[Source data]
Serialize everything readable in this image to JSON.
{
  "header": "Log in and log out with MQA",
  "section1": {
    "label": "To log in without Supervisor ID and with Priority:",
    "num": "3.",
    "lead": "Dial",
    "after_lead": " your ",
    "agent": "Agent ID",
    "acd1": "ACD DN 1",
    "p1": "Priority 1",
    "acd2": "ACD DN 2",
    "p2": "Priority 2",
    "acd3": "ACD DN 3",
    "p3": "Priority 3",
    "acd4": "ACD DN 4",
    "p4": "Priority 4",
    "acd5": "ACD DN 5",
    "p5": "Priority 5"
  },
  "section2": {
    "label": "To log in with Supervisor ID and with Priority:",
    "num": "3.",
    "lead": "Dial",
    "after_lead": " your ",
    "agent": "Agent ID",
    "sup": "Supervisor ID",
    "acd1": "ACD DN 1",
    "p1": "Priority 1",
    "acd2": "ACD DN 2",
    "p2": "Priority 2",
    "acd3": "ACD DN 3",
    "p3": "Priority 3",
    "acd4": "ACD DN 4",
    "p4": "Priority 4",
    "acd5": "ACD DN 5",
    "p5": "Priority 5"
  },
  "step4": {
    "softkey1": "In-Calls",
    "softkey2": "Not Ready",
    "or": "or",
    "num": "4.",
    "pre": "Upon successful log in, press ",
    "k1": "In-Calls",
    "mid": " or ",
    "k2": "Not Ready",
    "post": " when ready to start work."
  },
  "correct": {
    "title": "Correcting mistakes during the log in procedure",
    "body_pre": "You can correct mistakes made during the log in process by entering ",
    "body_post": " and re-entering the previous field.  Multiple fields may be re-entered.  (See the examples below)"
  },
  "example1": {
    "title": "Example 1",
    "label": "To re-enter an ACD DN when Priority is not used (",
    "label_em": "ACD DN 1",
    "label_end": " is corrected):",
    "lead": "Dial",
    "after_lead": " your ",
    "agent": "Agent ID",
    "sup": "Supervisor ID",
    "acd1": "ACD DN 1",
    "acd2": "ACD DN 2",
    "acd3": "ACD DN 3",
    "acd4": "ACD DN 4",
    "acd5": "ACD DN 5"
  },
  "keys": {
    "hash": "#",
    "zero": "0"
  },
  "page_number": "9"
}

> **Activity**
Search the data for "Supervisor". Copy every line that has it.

> **Problem solution**
    "label": "To log in without Supervisor ID and with Priority:",
    "label": "To log in with Supervisor ID and with Priority:",
    "sup": "Supervisor ID",
    "sup": "Supervisor ID",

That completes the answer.